Sometimes Saving Members Money In Short Run Is A Problem In Long Run

Register now

I just read Frank Diekmann’s article, “Three Little Letters, GAC, Are Demanding Three More: ROI,” (CU Journal, March 10), and would like to offer my response. I agree with several of Mr. Diekmann’s points, and found his assumptions on the collective expenditures of CU folks interesting. Those are some big dollars, which reflect how much economic stimulus can be created by having a significant CU gathering.

Mr. Diekmann closed by noting that CU members have “every right to ask what was in it for them and to demand the same documented and detailed ROI that credit unions expect of their own vendors.” I agree, but only to a certain extent. Transparency is critical, and credit unions ought to be expected and prepared to illustrate to their members the importance of traveling to D.C. and meeting with their congressional delegation. Part of the ROI equation ought to also include the negative implications to the credit union industry and our 90-million members if we were to make a decision to not show up.

Our presence in the halls of Congress and the convention center sends a strong message to those that make laws and protect the credit union structure; a message that would not be heard nearly as loud if we were to stay home. That’s part of the equation that’s hard to assign a number to, yet it is the very reason we flock to D.C. 

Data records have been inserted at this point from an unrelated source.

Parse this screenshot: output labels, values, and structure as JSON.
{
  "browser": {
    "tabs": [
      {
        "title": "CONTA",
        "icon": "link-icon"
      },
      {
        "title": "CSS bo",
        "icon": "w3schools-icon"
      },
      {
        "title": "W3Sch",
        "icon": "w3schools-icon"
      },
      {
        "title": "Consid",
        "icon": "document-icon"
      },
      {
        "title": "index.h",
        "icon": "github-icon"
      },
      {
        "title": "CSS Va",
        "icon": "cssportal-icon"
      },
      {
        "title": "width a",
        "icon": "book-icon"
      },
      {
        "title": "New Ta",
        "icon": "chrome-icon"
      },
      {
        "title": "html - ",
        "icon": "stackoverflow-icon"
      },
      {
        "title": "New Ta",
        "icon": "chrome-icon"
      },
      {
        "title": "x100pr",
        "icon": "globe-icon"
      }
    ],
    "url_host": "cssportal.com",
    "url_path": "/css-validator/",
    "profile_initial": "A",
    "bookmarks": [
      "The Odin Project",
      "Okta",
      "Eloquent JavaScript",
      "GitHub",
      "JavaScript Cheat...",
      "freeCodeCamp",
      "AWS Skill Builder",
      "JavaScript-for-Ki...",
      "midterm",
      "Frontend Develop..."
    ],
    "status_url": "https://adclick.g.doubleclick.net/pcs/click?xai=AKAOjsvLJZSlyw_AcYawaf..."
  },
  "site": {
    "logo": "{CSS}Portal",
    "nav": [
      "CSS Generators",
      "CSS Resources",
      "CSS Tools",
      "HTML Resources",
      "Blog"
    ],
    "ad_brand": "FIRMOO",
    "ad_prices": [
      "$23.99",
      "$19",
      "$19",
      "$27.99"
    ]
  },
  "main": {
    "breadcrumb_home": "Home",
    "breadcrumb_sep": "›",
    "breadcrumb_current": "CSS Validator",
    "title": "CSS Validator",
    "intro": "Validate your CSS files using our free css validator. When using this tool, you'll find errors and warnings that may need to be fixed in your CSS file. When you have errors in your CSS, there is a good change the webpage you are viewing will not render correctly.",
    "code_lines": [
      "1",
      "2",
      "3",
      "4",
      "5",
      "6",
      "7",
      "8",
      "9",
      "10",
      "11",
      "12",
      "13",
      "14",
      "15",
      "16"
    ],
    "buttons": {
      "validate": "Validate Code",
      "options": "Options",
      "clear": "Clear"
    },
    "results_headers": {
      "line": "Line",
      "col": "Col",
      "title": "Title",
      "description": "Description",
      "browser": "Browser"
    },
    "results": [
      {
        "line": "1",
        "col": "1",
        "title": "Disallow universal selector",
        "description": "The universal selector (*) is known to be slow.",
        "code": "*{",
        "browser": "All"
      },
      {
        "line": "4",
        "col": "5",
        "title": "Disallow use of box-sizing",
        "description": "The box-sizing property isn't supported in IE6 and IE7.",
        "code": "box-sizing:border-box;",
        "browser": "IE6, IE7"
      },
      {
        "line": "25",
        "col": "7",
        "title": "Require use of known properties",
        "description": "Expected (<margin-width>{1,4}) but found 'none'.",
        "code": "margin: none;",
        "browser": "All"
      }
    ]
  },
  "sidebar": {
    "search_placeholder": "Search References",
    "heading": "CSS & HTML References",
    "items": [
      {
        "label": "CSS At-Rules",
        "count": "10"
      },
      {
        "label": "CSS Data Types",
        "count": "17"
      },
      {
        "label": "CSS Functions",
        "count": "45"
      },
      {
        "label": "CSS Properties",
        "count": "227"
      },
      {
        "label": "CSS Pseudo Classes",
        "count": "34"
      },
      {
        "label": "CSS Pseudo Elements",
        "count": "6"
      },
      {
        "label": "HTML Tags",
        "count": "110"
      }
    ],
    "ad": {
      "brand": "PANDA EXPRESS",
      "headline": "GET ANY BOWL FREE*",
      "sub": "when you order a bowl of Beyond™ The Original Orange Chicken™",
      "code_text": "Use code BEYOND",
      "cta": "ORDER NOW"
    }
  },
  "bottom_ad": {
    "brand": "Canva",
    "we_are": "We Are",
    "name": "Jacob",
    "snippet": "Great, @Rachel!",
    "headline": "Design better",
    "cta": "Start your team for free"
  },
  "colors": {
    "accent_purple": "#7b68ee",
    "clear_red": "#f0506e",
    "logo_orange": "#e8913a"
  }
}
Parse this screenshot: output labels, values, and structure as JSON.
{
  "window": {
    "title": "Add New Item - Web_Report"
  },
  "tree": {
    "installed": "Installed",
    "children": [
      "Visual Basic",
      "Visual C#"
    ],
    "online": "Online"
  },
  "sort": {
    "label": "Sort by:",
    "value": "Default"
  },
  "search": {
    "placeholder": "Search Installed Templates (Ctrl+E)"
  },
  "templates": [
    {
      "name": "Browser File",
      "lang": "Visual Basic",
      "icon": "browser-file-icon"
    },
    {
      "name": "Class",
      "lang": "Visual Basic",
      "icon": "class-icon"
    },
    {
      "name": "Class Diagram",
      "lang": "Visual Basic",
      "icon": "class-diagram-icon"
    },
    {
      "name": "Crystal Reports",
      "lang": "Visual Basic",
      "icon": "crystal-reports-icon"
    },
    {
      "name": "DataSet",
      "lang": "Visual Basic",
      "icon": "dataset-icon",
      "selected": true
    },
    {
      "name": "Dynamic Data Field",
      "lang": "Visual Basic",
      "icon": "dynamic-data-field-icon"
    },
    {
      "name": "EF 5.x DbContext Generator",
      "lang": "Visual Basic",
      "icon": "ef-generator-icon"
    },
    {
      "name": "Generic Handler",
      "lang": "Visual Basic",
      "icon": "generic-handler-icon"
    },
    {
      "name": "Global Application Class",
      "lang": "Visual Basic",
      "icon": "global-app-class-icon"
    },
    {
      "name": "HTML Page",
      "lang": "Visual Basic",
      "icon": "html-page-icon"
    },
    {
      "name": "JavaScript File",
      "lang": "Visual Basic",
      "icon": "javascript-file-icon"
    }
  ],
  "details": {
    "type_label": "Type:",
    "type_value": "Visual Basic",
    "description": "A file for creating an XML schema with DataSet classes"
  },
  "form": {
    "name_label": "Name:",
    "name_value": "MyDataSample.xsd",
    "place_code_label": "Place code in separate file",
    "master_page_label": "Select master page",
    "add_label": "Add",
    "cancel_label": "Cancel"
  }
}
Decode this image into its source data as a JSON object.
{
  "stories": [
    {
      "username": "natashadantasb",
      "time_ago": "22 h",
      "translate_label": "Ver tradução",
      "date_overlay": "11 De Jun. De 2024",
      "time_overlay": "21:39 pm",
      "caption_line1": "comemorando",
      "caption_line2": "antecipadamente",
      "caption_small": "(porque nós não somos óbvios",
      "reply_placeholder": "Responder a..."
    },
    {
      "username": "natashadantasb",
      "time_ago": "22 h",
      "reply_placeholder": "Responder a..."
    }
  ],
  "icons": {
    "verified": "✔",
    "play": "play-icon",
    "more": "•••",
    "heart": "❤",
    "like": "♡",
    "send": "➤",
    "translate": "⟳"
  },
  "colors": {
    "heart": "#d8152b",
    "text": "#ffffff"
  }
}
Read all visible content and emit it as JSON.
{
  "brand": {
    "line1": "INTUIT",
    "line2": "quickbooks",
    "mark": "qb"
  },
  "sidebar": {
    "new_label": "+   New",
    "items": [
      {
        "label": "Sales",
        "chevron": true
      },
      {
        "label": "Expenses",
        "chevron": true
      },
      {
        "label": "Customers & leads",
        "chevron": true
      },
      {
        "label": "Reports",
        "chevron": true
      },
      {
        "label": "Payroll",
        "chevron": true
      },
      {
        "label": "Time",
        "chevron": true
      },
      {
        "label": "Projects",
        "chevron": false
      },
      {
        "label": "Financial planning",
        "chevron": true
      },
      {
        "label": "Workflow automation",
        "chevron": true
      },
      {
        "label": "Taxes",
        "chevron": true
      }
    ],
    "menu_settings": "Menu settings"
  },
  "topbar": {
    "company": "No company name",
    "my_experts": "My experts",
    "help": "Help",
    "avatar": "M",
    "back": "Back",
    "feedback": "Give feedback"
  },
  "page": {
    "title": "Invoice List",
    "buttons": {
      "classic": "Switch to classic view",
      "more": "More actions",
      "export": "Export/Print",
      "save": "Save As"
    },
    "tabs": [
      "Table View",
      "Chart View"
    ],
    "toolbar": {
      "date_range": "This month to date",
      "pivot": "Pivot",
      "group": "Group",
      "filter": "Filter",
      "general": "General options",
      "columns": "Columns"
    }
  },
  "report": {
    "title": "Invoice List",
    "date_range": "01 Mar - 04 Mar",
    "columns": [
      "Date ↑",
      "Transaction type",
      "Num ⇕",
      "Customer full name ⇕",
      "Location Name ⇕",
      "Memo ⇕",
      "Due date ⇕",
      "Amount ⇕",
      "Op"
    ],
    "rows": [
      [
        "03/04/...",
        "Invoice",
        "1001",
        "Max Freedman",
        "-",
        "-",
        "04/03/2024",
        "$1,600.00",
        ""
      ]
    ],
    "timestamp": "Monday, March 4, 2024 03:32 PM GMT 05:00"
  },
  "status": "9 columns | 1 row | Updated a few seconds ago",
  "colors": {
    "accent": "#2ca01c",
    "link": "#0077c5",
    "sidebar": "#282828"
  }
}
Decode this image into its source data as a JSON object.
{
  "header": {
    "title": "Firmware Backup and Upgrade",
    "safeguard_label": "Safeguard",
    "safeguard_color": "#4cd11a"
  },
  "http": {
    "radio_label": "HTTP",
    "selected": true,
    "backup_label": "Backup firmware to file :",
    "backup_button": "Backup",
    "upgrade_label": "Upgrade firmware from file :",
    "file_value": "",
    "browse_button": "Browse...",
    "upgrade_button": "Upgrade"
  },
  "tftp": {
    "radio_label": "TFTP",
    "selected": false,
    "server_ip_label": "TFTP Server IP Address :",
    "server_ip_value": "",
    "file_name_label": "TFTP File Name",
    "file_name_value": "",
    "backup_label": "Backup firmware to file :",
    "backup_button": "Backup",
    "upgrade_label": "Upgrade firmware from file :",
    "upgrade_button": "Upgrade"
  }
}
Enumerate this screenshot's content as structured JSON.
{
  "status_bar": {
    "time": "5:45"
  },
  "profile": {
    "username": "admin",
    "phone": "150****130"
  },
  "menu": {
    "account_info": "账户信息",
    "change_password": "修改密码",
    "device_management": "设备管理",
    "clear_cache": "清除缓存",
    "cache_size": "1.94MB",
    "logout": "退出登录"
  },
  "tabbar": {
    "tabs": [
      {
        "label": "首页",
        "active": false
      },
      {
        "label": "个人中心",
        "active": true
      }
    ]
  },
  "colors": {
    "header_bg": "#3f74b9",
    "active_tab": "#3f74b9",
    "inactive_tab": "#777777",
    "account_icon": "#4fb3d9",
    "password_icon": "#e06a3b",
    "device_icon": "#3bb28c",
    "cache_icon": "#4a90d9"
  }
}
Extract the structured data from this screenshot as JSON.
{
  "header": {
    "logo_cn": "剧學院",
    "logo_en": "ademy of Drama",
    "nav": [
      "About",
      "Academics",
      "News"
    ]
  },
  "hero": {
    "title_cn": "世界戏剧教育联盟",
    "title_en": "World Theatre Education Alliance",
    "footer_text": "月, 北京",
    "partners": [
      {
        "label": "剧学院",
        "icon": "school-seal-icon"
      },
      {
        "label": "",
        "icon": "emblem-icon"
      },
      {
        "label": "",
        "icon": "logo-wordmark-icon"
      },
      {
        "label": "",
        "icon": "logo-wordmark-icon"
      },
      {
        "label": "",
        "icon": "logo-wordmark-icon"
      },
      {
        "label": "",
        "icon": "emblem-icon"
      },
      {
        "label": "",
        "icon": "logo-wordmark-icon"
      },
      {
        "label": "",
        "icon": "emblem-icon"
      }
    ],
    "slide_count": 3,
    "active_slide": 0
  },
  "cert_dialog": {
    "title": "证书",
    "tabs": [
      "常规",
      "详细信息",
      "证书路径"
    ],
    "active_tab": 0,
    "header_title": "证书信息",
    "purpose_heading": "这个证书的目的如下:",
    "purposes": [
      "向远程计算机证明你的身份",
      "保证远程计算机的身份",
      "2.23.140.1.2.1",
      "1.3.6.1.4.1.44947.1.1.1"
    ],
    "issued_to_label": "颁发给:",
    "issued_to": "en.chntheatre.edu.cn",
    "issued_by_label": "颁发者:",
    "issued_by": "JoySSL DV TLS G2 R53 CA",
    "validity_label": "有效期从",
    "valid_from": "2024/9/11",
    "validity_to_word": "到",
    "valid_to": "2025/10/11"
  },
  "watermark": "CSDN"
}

Mr. Diekmann’s article may serve as a reminder that when we attend GAC, we need to make the most of that opportunity. Credit union members across the country depend on it! 

Scott Burgess, President/CEO

Rivermark Community CU,

Beaverton, Ore.


Credit Union Journal encourages reader feedback. Letters to the Editor can be sent to Managing Editor Lisa Freeman at lfreeman Letters can also be faxed to 561-832-2939 or submitted online at (c) 2008 The Credit Union Journal and SourceMedia, Inc. All Rights Reserved.

For reprint and licensing requests for this article, click here.